──────── STORED DATA

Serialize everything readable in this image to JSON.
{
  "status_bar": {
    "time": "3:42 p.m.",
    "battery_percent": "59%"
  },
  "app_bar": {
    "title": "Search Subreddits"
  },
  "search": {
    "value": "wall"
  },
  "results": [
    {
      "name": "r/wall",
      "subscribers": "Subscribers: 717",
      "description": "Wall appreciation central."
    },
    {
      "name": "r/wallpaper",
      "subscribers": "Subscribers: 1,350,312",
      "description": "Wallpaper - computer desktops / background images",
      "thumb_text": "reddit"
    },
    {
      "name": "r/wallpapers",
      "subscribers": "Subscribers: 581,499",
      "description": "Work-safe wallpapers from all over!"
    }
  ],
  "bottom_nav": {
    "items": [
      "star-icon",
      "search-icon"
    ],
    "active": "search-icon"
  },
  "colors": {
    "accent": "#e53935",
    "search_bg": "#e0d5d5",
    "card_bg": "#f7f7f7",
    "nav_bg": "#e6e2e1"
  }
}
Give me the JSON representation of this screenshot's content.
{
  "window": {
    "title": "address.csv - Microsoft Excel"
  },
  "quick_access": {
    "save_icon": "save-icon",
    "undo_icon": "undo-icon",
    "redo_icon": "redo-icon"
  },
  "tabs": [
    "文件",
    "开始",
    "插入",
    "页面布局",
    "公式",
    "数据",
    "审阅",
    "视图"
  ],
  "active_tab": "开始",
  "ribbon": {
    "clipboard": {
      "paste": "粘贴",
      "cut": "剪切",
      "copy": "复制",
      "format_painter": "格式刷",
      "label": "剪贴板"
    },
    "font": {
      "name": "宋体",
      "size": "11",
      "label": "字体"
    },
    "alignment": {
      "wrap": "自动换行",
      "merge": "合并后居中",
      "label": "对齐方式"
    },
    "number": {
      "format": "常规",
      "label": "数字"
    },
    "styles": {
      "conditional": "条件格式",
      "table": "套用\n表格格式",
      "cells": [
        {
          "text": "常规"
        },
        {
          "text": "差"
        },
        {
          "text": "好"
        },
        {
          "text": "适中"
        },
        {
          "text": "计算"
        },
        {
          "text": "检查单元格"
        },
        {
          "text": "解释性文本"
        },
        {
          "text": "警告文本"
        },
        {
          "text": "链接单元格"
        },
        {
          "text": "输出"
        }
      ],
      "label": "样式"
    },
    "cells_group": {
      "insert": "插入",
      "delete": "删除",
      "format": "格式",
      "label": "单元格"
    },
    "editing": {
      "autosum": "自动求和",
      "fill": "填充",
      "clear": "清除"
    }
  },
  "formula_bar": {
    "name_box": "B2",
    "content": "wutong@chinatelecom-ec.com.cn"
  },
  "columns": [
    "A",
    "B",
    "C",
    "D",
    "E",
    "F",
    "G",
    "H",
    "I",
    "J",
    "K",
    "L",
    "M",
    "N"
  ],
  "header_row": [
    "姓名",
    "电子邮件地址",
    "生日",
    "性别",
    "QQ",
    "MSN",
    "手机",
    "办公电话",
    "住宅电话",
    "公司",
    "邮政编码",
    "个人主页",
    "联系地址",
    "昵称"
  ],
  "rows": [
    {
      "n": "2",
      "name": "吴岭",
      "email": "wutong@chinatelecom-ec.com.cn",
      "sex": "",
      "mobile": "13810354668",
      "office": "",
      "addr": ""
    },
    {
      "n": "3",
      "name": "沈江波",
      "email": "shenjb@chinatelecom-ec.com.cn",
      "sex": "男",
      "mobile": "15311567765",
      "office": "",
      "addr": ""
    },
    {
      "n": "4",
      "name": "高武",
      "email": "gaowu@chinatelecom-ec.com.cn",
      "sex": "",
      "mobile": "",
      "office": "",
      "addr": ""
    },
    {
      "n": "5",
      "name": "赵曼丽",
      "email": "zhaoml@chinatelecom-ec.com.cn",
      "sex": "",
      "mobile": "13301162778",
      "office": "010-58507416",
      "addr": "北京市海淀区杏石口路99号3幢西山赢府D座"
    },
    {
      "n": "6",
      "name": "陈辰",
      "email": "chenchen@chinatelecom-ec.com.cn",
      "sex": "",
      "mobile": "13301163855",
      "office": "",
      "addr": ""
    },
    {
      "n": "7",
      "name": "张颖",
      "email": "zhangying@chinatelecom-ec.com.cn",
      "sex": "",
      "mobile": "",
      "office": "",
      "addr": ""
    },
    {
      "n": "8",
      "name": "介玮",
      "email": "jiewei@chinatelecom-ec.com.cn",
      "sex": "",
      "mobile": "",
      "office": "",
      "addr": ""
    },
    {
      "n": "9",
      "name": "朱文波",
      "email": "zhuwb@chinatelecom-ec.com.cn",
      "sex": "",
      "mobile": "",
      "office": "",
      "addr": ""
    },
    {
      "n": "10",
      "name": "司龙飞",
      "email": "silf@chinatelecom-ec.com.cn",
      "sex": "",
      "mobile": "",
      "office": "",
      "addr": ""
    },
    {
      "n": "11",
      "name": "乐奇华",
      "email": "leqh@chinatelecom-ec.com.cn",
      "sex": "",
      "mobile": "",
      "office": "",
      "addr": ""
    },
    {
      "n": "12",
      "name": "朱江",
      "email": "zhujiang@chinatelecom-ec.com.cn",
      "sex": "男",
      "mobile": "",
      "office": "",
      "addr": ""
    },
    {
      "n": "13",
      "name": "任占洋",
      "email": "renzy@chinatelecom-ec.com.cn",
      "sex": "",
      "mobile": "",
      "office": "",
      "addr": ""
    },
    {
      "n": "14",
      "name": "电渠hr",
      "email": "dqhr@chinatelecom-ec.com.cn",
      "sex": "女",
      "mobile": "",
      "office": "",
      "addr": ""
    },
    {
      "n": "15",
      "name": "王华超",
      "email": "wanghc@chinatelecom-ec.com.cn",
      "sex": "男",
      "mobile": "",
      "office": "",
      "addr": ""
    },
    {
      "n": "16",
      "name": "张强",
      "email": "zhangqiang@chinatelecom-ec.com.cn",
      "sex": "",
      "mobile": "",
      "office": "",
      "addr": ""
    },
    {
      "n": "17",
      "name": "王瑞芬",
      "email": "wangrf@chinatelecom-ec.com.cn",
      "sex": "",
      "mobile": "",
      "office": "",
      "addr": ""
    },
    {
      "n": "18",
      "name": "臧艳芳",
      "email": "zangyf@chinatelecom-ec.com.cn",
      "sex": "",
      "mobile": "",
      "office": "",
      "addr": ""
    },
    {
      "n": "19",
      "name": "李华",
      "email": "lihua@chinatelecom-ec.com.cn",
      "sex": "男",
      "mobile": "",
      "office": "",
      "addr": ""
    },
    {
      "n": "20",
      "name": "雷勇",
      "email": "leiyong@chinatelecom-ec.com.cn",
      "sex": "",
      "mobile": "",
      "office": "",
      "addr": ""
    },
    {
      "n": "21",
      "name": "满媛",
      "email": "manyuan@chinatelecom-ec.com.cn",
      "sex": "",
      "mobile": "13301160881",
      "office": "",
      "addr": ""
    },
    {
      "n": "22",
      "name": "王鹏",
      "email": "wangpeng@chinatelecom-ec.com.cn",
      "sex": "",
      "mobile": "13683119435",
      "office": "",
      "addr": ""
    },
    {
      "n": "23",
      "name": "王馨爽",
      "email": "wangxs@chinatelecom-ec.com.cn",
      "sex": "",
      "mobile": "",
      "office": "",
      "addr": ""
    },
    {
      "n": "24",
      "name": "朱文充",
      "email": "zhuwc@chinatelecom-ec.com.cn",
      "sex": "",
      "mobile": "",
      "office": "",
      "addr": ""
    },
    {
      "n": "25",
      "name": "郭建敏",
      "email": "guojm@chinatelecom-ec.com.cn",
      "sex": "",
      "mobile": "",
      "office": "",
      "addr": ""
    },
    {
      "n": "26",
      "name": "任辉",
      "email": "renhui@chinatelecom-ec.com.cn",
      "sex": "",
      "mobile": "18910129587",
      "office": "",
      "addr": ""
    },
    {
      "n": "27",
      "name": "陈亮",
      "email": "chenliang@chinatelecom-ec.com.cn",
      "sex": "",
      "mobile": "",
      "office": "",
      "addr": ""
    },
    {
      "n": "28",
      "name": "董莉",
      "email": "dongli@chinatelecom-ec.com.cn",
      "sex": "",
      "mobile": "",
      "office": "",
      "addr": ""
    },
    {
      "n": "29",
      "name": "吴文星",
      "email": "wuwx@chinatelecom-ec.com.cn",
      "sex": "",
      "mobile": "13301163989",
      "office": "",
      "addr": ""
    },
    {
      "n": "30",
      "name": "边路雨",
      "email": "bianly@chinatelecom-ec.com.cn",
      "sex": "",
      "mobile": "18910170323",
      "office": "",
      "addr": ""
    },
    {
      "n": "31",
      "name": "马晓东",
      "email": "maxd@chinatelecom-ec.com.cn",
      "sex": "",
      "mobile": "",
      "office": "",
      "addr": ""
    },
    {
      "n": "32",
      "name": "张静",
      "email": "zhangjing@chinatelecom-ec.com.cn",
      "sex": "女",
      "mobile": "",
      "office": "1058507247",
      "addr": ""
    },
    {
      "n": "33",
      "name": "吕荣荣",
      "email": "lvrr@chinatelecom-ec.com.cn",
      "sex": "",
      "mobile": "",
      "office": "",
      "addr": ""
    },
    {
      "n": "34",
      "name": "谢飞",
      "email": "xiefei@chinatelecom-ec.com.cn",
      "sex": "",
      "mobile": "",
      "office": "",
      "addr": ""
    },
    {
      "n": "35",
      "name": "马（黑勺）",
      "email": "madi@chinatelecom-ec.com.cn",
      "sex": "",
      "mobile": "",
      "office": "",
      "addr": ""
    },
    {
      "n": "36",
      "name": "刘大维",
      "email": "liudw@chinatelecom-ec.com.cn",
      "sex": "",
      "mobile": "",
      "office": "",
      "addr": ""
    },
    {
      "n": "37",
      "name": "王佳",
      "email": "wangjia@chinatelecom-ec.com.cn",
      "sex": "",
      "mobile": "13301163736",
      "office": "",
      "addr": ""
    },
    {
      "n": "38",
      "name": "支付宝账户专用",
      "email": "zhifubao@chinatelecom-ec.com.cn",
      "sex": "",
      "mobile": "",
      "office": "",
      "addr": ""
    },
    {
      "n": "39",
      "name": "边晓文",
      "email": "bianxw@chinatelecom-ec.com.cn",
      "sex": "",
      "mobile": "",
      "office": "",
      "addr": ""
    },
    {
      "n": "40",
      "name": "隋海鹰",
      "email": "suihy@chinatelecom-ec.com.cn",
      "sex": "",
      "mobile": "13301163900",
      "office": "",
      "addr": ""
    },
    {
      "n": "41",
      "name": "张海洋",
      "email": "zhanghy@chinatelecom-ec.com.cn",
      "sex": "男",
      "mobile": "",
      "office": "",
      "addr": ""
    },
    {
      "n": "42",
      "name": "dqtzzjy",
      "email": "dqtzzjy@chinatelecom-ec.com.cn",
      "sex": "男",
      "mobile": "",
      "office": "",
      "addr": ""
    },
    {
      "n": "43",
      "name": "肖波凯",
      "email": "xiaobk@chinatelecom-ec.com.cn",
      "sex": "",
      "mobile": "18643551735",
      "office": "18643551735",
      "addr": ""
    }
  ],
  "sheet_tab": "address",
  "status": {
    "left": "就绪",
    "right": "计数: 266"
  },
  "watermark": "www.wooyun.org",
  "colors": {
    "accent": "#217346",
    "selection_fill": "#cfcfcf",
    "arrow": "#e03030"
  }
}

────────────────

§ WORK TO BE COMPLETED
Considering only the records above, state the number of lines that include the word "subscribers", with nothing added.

§ SOLUTION TO THIS EXERCISE
3